**ACTION ITEM**
Only the lines that hold the word "send" are wanted from this listing.

**SUPPLIED INFORMATION**
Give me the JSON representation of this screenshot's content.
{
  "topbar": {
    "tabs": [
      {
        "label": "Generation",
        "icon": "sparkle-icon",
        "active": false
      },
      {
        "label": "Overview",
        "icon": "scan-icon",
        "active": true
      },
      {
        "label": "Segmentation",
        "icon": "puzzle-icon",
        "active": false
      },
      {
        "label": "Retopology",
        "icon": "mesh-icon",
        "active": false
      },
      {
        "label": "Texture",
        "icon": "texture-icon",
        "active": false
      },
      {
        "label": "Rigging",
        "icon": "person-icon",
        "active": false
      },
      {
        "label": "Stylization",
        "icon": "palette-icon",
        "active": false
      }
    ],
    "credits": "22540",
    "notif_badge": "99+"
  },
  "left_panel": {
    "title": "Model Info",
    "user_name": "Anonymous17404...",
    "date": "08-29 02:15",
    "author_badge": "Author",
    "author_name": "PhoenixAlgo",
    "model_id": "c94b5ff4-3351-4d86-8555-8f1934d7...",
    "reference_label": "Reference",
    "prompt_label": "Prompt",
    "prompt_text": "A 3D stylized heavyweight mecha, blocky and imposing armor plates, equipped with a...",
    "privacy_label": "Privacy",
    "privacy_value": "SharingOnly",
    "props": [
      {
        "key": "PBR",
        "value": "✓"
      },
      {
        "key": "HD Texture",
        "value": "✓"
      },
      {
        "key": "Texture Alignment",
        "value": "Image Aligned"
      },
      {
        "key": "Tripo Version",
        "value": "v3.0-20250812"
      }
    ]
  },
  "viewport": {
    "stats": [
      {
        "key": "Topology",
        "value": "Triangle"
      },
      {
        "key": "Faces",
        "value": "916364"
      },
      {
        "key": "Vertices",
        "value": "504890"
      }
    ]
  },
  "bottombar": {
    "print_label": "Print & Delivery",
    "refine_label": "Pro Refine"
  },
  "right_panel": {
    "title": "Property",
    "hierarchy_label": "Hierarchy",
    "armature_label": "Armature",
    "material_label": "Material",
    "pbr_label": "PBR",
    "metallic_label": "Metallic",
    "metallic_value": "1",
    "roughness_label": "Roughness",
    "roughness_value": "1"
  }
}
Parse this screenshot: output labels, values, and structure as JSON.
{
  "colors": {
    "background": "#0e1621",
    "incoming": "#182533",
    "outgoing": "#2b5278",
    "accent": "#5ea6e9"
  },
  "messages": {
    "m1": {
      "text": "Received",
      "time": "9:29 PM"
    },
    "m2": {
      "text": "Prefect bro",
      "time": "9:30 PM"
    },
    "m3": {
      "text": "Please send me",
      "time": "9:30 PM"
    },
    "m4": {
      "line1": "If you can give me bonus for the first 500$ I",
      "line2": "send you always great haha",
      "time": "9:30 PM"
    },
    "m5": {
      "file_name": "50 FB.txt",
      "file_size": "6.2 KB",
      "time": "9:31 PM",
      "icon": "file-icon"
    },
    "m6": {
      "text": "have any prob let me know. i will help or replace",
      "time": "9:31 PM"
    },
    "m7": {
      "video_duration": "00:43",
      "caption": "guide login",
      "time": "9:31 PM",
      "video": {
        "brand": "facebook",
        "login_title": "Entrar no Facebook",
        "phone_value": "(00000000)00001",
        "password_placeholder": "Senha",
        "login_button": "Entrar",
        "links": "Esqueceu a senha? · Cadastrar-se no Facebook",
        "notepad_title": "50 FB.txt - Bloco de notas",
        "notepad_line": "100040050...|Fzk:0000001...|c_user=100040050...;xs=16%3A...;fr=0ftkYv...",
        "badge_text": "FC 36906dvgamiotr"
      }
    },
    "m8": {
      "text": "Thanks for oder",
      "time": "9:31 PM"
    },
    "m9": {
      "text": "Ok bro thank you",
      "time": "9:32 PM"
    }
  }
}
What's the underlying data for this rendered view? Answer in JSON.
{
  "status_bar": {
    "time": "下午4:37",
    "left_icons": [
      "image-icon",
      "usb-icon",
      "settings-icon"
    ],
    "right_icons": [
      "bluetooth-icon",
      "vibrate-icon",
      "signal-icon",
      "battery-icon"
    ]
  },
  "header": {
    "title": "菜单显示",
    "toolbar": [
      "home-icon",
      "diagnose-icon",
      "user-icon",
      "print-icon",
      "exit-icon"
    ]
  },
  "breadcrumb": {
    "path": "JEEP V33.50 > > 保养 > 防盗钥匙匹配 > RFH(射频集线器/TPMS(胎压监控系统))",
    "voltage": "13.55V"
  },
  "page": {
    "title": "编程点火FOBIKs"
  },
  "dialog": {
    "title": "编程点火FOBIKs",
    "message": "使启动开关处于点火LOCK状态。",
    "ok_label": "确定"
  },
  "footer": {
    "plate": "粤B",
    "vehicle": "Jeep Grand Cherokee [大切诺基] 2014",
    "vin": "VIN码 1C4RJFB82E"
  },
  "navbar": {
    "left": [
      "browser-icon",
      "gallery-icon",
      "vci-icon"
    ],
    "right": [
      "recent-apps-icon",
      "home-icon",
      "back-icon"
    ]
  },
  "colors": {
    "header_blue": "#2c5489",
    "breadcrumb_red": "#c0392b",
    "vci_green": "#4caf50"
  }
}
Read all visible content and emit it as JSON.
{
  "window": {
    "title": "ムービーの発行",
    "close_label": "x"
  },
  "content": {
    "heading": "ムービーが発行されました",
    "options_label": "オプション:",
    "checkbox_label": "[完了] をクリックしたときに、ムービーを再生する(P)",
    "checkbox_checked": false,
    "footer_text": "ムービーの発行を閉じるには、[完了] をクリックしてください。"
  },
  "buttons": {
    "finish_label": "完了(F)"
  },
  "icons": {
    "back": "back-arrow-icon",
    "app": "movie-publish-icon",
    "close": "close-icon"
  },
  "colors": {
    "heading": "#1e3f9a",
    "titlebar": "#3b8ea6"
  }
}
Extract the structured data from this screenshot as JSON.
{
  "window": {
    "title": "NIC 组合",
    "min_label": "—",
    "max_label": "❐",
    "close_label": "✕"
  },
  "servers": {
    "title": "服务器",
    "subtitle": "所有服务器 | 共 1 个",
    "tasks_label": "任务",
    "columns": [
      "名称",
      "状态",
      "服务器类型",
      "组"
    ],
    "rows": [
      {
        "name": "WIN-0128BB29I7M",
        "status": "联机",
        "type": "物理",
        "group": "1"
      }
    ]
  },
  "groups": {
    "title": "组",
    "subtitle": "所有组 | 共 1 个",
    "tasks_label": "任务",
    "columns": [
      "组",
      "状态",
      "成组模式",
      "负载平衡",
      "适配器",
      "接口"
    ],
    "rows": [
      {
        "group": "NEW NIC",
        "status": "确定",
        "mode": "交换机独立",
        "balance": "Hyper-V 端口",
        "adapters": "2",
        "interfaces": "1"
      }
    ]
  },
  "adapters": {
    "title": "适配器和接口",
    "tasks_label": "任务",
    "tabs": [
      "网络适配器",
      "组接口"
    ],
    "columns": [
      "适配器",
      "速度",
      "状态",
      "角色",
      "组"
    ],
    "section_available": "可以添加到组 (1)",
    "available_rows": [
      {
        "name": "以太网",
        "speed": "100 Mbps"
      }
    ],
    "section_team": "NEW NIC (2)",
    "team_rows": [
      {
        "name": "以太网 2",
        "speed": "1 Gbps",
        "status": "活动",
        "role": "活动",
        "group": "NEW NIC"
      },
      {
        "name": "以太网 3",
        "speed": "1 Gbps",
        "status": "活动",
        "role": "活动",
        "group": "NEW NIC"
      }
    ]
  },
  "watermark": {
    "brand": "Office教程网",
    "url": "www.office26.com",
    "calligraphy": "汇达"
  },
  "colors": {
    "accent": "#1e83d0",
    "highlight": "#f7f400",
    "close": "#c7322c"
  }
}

**THE ANSWER**
      "text": "Please send me",
      "line2": "send you always great haha",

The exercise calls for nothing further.